People and things are changing around us all the time. Each of us went through dramatic changes as we grew through infancy through childhood, adolescence, and then adulthood—yet that is expected and celebrated. We accept, even embrace, the four seasons of nature, including winter when many plants die. It is inevitable and accepted. Loved ones decline and pass away too, and it is deeply painful. Still, this is the natural order of things. Momma accepted this and with her help, I am making progress.

Lesson 2. Enjoy living now.

Enjoy the frog while he is with you. If you spend the time that he is with you scheming about how to keep him or fretting about when he will not be there, then you cannot truly be with him. You will miss the experience.

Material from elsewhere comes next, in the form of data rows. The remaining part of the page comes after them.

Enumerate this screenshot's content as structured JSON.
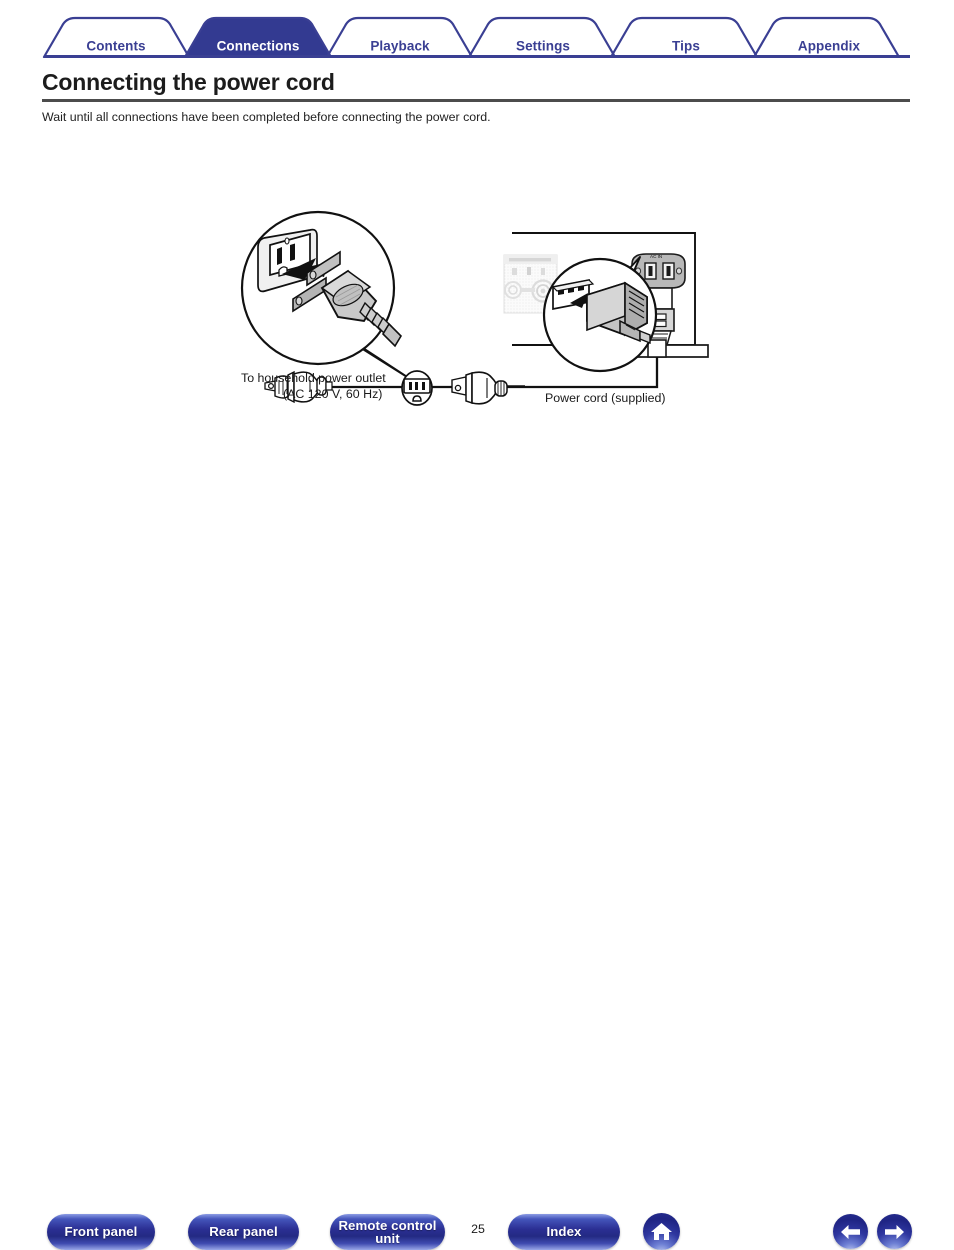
{
  "tabs": [
    {
      "label": "Contents",
      "active": false
    },
    {
      "label": "Connections",
      "active": true
    },
    {
      "label": "Playback",
      "active": false
    },
    {
      "label": "Settings",
      "active": false
    },
    {
      "label": "Tips",
      "active": false
    },
    {
      "label": "Appendix",
      "active": false
    }
  ],
  "header": {
    "title": "Connecting the power cord",
    "intro": "Wait until all connections have been completed before connecting the power cord."
  },
  "diagram": {
    "label_outlet_line1": "To household power outlet",
    "label_outlet_line2": "(AC 120 V, 60 Hz)",
    "label_power_cord": "Power cord (supplied)",
    "callout_left": "household-ac-outlet-plug-closeup",
    "callout_right": "device-ac-inlet-connector-closeup",
    "device": "rear-panel-of-av-receiver",
    "inlet_label": "AC IN"
  },
  "footer": {
    "buttons": [
      {
        "label": "Front panel",
        "name": "front-panel-button"
      },
      {
        "label": "Rear panel",
        "name": "rear-panel-button"
      },
      {
        "label": "Remote control\nunit",
        "name": "remote-control-unit-button"
      },
      {
        "label": "Index",
        "name": "index-button"
      }
    ],
    "remote_line1": "Remote control",
    "remote_line2": "unit",
    "page_number": "25",
    "home_icon": "home-icon",
    "prev_icon": "arrow-left-icon",
    "next_icon": "arrow-right-icon"
  },
  "colors": {
    "brand_blue": "#3a3f93",
    "active_tab": "#333a91",
    "rule": "#4c4c4c",
    "text": "#1a1a1a"
  }
}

Momma always retained some essence of herself. She was paradoxically with us and leaving us at the same time. She became much more child-like and lived without any time or place partitions in her head. I could be her daughter, but I could equally well be her sister during her childhood days. Her short-term memory was nonexistent, so all encounters were new. Explaining that the people she was asking about had passed away years ago accomplished nothing and caused her distress.

Based her frog poem advice, I decided to accept whatever self she presented in those final years. If she asked about her brother or mother, both long-deceased, I simply replied that I hadn’t seen them lately. As a result, we stayed close, and I got to know the amazing person that she was at that present moment rather than focusing on aspects of her earlier self that were no longer evident. The details didn’t matter; what mattered was the love between us when we were together.

I marveled as Momma displayed polished social graces when interacting with others despite the dementia. She didn’t need to know exactly where she was, what the occasion was, or who the people around her were—she smiled and was polite and appreciative of company. I once saw her and another lady in the nursing home interacting from a distance; both had advanced cognitive decline and hearing loss, but you would never know that from just observing the seated pair. They were making eye contact, talking, smiling, nodding, and clearly enjoying being together. Maybe that is all that matters.

Lesson 3. Let things go.

The frog will hop away. Life moves on, as it was meant to. A reality of life, as painful as it is, is that all living things pass away. Once, shortly before she passed away, Momma had a brief lucid spell. Or so it seemed to me. I believe that she knew the time for her to leave us was coming soon. She said, “It is hard, it is hard, so hard, so very hard.” I assured her that her work here was well done and that she was free to move on when it was her time. Two weeks later she entered a steep decline for a few days and then passed away. 

I found myself having to let go of two people: the mother I had known for most of my life who we lost gradually to dementia and the new person she became as her dementia advanced. I still miss them both.

I experience Momma’s presence through memories, her writing, and her steadfast love that remains a part of me; this is comforting. When she passed, I planted a white flower garden in her memory and imagine how much she would have enjoyed and appreciated it. She wouldn’t even mind its occasional disorder and weeds, as she had a very relaxed attitude about such things (see Lesson 1).

Thank you, Momma! I am still learning from you.